The Navajo people have the right to vote in the primary election
Navajo Nation - Office of the President and Vice President
Citing the need to protect the Navajo people’s right to vote and to choose their leaders, Navajo Nation President Jonathan Nez and Vice President Myron Lizer vetoed Resolution CJN-49-20 on July 3, a resolution that was approved by the 24 Navajo Nation Council to cancel the Navajo Nation’s 2020 chapter primary election due to concerns over the COVID-19 pandemic. The Council is scheduled to consider Legislation No. 0152-20, overriding the veto of Resolution CJN-49-20 during this week’s Summer Council Session.
“We appreciate the concerns brought forth, but we must also remember that the Navajo people’s right to vote is an issue that the Navajo Nation has fought long and hard to protect across multiple states and jurisdictions. The power to vote and participate in electing our leaders is the most basic right afforded by our democracy. For the Council to override the veto of Resolution CJN-49-20 would contradict and jeopardize everything that our Navajo people have fought and litigated for over many years. We understand the concerns for the health and well-being of our people and we commend the Council for their good intent, but this presents an opportunity to challenge the Navajo Election Administration, to step up and develop accommodations and safeguards to allow our people to vote during the primary election in August.
He added, “We cannot simply cancel the election without putting forth a concerted effort to consider alternatives such as drive-thru voting or other options that include social distancing, mask requirements, and other precautionary measures. If the states and counties can hold their primary elections with safeguards in place, then the Navajo Nation should be able to do it also.”
Several members of the 24 Navajo Nation Council expressed legitimate concerns and their support of the Navajo peoples’ right to vote during a recent Naabik'íyáti' Committee. There is also a strong possibility of the Navajo Nation facing lawsuits if the Council proceeds with canceling the primary election. In the veto message to the Council, President Nez and Vice President Lizer also stated that the Navajo Nation has made accommodations to have its elections coincide with state elections to have the Navajo People participate in all elections.
“This is one of those years it is important to get out the vote. Our Navajo People have influence on state elections and the national election, but we will lose that influence with the cancellation of our primary election this year. The rational for cancelling the Navajo primary this year will have repercussions not only for Chapter elections, but the state and national elections as well. The Navajo Nation has fought for decades to secure certain rights for our people and the right to vote is a fight we continue to this day,” stated Vice President Lizer.
“We owe much to our parents and grandparents who lead that fight for our rights, so we have an obligation as Navajo leaders to protect those rights for future generations. We are in a difficult time now where we need to be seriously concerned for our people’s health, safety, and welfare, but we must balance that concern without giving up our hard-earned right to vote.
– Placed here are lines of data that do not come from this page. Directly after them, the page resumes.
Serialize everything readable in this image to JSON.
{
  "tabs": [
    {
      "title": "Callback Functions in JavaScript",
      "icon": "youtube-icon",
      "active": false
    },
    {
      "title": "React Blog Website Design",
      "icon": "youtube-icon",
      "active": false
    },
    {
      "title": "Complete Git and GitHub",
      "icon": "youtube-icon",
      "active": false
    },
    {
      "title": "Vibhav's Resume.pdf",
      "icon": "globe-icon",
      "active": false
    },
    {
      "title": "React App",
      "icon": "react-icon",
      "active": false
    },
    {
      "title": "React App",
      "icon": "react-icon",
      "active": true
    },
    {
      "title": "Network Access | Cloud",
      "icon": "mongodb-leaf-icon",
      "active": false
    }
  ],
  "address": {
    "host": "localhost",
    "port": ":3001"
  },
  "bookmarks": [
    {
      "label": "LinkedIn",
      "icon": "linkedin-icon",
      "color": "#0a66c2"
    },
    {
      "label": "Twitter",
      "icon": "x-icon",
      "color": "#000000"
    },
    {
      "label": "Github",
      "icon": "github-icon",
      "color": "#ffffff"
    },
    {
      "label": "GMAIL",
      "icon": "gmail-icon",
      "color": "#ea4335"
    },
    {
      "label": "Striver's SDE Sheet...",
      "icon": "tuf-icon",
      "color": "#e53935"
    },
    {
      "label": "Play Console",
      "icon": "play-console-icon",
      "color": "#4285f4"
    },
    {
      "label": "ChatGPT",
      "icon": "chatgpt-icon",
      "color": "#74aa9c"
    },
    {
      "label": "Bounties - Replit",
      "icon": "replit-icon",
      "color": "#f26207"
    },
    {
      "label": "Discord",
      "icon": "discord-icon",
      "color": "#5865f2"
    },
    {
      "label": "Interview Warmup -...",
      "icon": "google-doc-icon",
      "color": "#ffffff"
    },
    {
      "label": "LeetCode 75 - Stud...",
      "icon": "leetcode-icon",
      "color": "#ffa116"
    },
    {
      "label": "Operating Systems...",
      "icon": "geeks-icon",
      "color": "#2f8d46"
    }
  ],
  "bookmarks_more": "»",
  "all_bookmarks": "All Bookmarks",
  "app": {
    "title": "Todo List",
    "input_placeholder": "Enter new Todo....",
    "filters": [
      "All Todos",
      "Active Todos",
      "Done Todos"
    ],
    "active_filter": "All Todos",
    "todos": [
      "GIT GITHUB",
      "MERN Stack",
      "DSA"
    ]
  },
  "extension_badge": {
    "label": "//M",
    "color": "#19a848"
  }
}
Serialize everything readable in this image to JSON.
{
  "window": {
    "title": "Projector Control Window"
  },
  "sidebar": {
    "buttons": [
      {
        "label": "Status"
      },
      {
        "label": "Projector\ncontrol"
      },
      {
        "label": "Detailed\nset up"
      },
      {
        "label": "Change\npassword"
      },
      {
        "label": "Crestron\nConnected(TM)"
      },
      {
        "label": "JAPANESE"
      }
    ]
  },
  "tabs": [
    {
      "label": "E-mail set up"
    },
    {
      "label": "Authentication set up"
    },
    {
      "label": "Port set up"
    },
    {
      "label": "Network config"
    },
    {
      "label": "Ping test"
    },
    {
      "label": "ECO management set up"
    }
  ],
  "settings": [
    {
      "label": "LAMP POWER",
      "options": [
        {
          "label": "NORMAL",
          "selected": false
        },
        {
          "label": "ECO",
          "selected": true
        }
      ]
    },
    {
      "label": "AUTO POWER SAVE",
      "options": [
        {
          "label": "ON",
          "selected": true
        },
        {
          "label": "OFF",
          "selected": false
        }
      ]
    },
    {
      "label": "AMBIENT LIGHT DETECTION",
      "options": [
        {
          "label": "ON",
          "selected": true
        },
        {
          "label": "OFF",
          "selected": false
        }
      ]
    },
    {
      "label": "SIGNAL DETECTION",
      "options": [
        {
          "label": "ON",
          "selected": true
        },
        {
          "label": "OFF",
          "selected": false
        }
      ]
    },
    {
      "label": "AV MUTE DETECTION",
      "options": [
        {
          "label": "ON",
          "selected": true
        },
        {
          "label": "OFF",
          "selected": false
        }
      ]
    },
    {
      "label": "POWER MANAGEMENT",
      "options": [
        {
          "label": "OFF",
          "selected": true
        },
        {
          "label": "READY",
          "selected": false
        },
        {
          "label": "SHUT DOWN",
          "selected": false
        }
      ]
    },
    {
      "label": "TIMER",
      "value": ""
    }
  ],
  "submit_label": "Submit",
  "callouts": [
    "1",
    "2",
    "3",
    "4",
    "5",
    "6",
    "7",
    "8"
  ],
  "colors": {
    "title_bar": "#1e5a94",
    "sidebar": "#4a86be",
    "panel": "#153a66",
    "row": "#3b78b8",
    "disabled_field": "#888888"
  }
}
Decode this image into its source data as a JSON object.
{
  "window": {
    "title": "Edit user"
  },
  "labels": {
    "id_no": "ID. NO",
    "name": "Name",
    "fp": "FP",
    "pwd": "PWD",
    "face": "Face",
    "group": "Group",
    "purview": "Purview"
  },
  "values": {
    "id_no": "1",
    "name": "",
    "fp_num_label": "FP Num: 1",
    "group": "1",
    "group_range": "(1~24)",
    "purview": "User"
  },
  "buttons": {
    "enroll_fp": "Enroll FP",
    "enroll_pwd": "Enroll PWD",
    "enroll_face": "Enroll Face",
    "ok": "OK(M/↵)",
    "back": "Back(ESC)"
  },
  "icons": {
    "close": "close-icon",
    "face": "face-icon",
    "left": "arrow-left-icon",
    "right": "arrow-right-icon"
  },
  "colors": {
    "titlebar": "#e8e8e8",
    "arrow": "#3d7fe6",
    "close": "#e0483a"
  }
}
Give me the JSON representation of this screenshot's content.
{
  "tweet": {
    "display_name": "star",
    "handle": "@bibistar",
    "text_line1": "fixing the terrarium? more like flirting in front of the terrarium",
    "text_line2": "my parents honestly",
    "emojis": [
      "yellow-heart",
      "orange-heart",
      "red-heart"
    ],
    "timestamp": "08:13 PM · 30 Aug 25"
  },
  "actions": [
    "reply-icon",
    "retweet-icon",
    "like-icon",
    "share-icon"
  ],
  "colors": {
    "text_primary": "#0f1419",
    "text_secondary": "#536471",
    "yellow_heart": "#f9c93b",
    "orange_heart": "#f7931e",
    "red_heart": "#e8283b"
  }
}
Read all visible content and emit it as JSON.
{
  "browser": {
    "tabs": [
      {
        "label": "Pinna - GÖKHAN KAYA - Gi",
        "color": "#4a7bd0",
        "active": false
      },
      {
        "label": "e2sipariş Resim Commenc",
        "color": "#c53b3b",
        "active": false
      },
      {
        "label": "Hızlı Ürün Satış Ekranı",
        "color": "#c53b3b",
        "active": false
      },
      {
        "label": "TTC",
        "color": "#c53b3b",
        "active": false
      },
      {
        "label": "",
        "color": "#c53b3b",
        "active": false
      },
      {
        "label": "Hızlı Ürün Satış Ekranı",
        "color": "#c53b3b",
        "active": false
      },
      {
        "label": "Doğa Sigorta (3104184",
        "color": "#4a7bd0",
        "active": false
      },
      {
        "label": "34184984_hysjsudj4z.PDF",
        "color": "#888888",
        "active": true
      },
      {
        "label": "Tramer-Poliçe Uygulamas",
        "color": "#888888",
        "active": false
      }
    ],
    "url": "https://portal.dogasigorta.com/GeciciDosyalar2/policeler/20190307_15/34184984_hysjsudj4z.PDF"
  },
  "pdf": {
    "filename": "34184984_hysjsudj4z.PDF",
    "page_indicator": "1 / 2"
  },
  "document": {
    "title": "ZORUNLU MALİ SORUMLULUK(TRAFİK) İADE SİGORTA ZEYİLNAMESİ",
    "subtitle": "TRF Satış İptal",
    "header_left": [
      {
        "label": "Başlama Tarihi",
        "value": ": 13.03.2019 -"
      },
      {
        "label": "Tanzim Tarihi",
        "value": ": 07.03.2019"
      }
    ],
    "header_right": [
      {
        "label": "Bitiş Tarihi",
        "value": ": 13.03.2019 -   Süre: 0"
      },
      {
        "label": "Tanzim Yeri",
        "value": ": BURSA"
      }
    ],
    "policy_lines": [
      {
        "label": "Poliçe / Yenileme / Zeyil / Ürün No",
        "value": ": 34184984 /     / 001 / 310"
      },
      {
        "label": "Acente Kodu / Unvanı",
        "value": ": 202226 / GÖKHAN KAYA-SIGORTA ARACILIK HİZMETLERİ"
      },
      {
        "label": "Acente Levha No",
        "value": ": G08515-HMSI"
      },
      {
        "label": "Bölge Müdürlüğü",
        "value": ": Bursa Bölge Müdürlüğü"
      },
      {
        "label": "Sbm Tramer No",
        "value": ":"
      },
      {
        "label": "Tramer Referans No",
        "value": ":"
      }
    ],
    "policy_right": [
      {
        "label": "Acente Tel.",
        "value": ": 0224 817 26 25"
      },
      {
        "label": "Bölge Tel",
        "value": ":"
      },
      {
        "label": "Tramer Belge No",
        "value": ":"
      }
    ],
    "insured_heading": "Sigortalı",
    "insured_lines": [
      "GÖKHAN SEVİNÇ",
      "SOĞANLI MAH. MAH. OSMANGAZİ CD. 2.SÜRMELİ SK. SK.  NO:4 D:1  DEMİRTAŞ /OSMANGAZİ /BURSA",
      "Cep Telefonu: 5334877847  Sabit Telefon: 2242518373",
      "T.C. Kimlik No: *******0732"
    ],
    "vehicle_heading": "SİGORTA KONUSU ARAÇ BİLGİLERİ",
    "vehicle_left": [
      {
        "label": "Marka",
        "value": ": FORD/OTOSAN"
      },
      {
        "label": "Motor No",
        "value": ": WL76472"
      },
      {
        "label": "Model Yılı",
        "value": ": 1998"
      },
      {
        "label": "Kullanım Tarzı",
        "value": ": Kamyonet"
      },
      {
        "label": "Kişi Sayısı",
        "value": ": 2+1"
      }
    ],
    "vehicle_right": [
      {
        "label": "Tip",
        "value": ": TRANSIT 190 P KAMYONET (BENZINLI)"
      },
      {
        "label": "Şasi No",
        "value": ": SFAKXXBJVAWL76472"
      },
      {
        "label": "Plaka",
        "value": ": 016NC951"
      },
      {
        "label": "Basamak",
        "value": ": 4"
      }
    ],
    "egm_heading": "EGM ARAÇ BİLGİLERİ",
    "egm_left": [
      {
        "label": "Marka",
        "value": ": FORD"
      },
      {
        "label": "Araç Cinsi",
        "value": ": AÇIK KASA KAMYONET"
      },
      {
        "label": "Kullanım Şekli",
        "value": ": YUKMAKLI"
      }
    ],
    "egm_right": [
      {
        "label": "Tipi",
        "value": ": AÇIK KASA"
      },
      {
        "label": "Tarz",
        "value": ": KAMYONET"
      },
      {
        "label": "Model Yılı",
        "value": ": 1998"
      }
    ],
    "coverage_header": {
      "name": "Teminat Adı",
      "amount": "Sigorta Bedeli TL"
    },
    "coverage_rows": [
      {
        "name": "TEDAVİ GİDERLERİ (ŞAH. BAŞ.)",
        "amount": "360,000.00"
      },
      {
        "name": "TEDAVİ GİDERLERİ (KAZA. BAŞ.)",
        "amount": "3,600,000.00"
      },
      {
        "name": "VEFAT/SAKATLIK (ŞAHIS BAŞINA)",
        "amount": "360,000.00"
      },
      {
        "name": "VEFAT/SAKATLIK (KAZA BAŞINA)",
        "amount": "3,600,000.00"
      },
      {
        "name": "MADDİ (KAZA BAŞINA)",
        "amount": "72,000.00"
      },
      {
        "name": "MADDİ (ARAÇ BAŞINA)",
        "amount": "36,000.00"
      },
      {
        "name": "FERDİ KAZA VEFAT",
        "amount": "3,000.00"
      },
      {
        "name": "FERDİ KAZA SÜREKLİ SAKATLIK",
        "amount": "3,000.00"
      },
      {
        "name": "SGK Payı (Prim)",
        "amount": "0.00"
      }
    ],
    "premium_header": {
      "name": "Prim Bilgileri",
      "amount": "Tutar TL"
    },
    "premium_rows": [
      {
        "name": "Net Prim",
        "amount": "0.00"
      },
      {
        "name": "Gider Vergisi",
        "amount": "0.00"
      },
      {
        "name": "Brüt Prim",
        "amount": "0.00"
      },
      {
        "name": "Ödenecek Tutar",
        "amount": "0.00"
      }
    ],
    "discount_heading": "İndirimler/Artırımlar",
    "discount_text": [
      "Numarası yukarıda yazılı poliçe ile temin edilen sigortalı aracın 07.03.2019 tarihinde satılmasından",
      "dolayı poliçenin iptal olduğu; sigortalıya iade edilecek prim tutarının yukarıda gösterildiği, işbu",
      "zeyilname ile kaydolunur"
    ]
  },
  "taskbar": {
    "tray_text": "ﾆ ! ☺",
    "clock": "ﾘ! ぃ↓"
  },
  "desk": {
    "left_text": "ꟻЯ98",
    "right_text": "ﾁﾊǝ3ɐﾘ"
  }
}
There are still many options available to the Navajo Election Administration for the primary election,” added President Nez.
The Nez-Lizer Administration strongly encourages the 24 Navajo Nation Council to vote “no” for Legislation No. 0152-20. The Nez-Lizer Administration encourages the Navajo people to e-mail the members of the 24 Navajo Nation Council at 24thNNC@navajo-nsn.gov and respectfully request them to protect the Navajo people’s right to vote by voting “no” for Legislation No. 0152-20.